“We are interested in it and we need to verify whether it’s a groundwater or a surface water project,” Haugen said. “If it’s surface water, that falls under the jurisdiction of the KRWA and we want to know what’s going on.”
Pipeline construction is fairly common in the region. Farmers or water districts will put in lines to move water more efficiently, as Vidovich suggested. And the KRWA isn’t typically notified of those events.
This line is different, however, Haugen said.
“I haven’t been out to physically look at it myself,” he said. “But it’s my understanding that it doesn’t run along existing canal alignments and it’s quite extensive. It goes on for miles.”
Haugen wasn’t comfortable saying much more as KRWA is suing Reclamation District 761 for allegedly taking Kings River water outside its allowed service area. Vidovich acknowledges he has moved Kings River water through Reclamation District 761 to lands he farms in Dudley Ridge, in western Kings County, but contends that’s allowable under KRWA agreements.
The case is being heard in Kern County by Superior Court Judge David Lampe. The judge made a partial ruling in June that long standing river agreements do allow river owners to move water within the service area. The boundaries of that service area, however, have yet to be determined by the judge. A trial date has been set for December 2022.
If Vidovich is planning to move groundwater, either within or outside of Kings County, in a new pipeline, it wouldn’t be a first for him.
A water district he controls called Angiola was sued in 2013 by the Pixley Irrigation District in Tulare County for pumping large amounts of groundwater from inside that district and piping it to lands in western Kings County — and possibly Kern County. As part of that legal settlement, Angiola agreed not to ship groundwater outside of Tulare or Kings counties.
But there are no strings on Kings County groundwater. Unlike other counties, Kings doesn’t have a law prohibiting the movement or sale of native groundwater beyond its borders.

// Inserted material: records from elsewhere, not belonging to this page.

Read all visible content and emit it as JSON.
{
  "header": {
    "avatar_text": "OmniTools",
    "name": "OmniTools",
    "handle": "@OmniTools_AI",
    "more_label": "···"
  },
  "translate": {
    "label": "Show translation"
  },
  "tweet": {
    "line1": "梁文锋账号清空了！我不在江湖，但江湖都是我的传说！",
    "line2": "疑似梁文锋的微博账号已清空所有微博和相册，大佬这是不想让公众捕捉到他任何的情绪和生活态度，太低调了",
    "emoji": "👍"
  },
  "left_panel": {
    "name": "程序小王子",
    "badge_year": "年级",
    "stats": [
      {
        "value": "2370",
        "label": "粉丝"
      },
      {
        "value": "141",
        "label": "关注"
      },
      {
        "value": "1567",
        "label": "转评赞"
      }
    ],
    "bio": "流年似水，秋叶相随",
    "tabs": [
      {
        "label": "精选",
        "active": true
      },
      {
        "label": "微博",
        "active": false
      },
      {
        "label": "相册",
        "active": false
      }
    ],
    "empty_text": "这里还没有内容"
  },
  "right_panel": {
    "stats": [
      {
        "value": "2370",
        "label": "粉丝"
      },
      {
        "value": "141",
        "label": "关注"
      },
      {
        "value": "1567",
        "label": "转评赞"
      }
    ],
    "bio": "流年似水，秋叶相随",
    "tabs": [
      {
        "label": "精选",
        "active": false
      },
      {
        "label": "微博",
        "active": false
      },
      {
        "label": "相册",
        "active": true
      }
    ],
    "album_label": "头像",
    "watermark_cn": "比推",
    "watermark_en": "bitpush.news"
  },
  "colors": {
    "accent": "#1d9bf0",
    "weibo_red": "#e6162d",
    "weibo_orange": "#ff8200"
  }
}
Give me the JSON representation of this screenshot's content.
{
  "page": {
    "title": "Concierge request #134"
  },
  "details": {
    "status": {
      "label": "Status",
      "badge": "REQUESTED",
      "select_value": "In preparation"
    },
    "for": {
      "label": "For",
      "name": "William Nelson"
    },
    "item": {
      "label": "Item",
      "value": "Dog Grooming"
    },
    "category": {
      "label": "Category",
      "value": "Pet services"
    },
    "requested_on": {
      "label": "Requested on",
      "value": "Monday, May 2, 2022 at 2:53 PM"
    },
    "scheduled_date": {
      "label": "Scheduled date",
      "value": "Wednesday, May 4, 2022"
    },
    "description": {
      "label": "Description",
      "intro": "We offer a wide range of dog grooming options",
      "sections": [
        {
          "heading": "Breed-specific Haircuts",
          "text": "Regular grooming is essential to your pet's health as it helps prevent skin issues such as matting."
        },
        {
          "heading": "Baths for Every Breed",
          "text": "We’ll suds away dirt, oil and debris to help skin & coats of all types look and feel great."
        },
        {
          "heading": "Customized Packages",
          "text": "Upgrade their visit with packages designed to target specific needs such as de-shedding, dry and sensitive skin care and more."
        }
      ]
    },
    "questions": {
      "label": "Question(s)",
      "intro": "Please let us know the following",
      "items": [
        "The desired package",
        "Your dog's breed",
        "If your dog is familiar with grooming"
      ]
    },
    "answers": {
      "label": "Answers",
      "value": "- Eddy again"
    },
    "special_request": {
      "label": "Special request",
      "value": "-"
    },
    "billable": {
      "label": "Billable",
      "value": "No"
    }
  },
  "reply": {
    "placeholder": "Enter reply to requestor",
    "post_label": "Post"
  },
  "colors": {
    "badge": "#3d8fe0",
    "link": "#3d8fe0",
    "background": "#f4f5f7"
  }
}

“I’ve been trying for 12 years to get that passed,” said Kings County Supervisor Doug Verboon. “We don’t have an ordinance on groundwater like other counties because the people in charge of the water are the ones exporting it.”
Though his fellow board members have been generally opposed to getting involved in water policy, Verboon said this drought and recent news coverage of Kings County water issues may be changing minds.
He plans to introduce a groundwater ordinance in the coming year and hopes to see it passed by this time in 2022. A broad outline of his concept is that groundwater would have to be kept in Kings, unless the exporter could bring in replacement water that was in excess of what was shipped out.
Verboon said he had also heard about the new pipeline west of Lemoore and was planning to find out more.
For his part, Vidovich has been open about taking at least some of his water out of Kings County.
“We amalgamate our water to use on our most productive land,” he has previously told SJV Water. But, he said, that’s state water, not groundwater. If he does move groundwater, it’s kept within Kings County, he said. And the land he takes it from is allowed to go fallow, so he’s not “double dipping” from the aquifer, he has noted.
Even if the pipeline under construction just moves groundwater from one part of the county to another, Verboon said, it could be problematic under the Sustainable Groundwater Management Act, which mandates that overdrafted water basins balance their aquifers, meaning more water shouldn’t be pumped out than goes back in.
“It makes sense to move your water to the best farm ground, that’s OK. But if it’s hurting your neighbors (by drawing down their water table) that’s not right.”